Last semester, USLAC (United Student-Labor Action Coalition) made tremendous progress in helping Wesleyan’s custodial workers be contracted under new management—Sun Services LLC. Thanks to immense support from the Wesleyan community, USLAC collected over 700 signatures to make this change possible. But Wesleyan’s custodians need your help again. When they signed their contracts back in May, Sun management assured them that it would retain all 60 of the workers. Now, it is planning to lay off 10 workers by September 1. USLAC needs your signatures (ASAP, as early as next week), for the sake of these 10 workers and to stand in solidarity with Wesleyan’s custodians:
Sophia Park ’14 has got a bike, you can ride it if you like, it’s got a basket, a bell that rings, and things to make it look good:
Are you staying on campus over the summer? Are you interested in coordinating and distributing bikes over this summer?
WesBikes is looking for summer coordinators, as well as train for the position in the coming fall semester. This will be a great opportunity to learn how to work with the WSA, Physical Plant, Student Account, and P-Safe officers.
If interested, please email Sophia at ypark(at)wesleyan(dot)edu by Sunday, May 6th with the following information:
- Class Year
- Relevant management and leadership experiences
Due: May 6
Are you excited for the new squash court building renovation? (does the building have a name yet? geez!) The Career Center, one of the future tenants of the building, sure is. Today’s Facebook update at 2:16PM:
moving, moving, moving was the talk of our staff meeting this morning…getting excited for our new space!!
That’s not all though, there’s a link…to a livestream video feed of the building that appears to be from a camera on the roof of Usdan. Check it out if you’re curious and want to see what the construction workers are up to.

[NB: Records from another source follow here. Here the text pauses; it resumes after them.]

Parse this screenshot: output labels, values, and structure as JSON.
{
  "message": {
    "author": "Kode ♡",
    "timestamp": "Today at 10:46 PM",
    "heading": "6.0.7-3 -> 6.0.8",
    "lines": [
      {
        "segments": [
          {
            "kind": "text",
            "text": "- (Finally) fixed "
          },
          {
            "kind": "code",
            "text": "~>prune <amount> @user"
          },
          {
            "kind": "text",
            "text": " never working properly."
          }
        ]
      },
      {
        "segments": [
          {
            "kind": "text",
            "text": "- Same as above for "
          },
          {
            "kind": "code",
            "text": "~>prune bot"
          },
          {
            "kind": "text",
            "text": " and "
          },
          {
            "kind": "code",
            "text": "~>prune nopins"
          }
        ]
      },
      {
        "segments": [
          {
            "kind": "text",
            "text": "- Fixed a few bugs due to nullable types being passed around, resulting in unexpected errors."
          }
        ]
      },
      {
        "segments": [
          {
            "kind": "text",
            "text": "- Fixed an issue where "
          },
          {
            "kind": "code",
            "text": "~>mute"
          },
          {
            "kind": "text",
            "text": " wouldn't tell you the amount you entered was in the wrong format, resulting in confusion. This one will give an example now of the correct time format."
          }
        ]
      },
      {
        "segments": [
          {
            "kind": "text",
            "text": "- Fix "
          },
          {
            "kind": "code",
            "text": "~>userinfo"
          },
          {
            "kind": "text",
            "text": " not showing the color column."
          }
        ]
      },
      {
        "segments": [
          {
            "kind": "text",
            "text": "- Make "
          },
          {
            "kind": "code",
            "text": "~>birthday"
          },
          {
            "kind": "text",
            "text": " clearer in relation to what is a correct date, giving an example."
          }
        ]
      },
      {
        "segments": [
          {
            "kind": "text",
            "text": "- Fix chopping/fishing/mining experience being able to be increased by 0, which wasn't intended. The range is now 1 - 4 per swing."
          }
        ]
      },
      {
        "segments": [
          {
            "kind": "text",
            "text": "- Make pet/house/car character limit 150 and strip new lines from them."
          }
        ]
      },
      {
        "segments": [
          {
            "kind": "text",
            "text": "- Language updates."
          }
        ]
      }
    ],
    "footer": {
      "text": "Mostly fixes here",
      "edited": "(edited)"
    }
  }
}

Cella Jones ’12 writes in to tell you about a neat way to impact sustainability at Wesleyan, and get paid for doing it! Take a look, and send your résumé and statement of interest to Bill Nelligan (email@example.com) by Sunday, April 17th. Interviews will then be held by appointment. And just like this picture shows, you’ll have the whole (green) world in your hands. What I’m trying to say is that by being the Sustainability Intern, you’re sort of like Jesus. Maybe that’s an exaggeration..
Interested in a year-round internship focused on sustainable efforts at Wesleyan? Two positions as Sustainability Interns with Physical Plant are opening up this year. If you’re interested in campus sustainability issues, this is really great way to get involved. There has been a lot of progress in environmental practices over the past few years, but Wesleyan still has a long way to go. With this job, there’s a huge potential to enact real change on campus and beyond.
More info about the position after the jump!